DATA SHOWN -
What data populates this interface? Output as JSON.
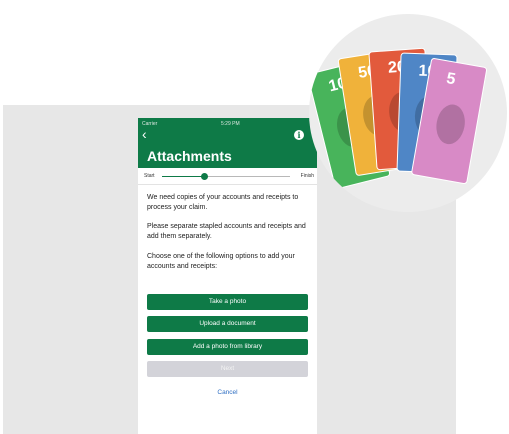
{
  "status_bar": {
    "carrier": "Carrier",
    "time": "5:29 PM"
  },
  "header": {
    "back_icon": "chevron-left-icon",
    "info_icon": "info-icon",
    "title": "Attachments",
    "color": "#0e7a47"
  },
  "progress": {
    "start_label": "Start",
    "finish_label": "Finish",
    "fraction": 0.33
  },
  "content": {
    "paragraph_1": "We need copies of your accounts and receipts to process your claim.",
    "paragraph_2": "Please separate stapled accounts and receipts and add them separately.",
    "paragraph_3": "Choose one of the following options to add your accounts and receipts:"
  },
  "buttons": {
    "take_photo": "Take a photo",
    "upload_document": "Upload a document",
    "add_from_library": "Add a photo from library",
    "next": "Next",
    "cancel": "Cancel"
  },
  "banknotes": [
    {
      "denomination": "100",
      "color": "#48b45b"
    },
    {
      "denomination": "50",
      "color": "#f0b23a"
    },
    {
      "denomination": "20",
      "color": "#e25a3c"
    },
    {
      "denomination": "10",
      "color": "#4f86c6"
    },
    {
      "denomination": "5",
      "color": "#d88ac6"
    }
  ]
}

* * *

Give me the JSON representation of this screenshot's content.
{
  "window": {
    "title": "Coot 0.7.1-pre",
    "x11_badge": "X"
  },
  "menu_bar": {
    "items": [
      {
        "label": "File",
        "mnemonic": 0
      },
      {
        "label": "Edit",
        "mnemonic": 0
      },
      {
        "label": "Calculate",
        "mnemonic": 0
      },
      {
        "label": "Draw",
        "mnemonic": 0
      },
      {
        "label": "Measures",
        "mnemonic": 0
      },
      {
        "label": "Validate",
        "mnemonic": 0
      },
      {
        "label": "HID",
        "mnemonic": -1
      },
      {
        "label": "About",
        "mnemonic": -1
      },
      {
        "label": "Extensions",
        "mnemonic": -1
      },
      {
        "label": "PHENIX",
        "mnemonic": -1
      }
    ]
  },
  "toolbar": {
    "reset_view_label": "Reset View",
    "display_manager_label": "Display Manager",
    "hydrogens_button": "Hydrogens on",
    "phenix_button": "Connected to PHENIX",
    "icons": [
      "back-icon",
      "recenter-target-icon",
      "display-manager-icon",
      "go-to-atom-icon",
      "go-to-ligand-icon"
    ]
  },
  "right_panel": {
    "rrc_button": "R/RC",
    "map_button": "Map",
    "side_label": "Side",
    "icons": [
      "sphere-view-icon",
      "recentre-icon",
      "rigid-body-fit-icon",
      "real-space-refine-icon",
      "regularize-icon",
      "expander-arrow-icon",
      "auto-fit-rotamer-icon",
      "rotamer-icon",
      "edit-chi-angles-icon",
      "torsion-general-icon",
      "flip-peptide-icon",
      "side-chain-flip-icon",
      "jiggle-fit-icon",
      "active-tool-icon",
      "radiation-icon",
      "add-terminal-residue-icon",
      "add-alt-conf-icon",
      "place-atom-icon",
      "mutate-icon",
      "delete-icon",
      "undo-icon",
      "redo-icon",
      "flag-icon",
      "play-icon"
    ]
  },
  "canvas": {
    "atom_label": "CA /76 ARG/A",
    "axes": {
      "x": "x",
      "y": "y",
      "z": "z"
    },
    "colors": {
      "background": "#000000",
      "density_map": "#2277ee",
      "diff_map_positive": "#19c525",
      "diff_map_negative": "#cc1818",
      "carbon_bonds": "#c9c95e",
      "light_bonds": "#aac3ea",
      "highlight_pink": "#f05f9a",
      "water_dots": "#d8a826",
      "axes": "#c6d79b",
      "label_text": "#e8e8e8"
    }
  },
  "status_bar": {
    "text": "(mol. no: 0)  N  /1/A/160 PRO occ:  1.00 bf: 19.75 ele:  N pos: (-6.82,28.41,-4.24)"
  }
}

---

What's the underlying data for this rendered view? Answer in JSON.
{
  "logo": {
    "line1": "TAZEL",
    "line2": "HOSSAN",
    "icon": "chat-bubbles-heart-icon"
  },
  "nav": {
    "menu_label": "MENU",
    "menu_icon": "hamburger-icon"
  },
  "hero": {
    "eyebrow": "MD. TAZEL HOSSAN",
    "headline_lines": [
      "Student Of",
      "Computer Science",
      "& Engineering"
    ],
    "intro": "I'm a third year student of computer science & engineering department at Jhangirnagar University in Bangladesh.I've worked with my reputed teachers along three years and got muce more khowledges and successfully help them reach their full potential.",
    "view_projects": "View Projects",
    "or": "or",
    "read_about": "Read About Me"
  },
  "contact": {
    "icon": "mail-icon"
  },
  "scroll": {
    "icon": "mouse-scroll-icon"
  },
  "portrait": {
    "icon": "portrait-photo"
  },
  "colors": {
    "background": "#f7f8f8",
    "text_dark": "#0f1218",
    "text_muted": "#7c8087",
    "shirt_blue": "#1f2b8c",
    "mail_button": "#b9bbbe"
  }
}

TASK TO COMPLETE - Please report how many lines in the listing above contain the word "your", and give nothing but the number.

TASK ANSWER - 2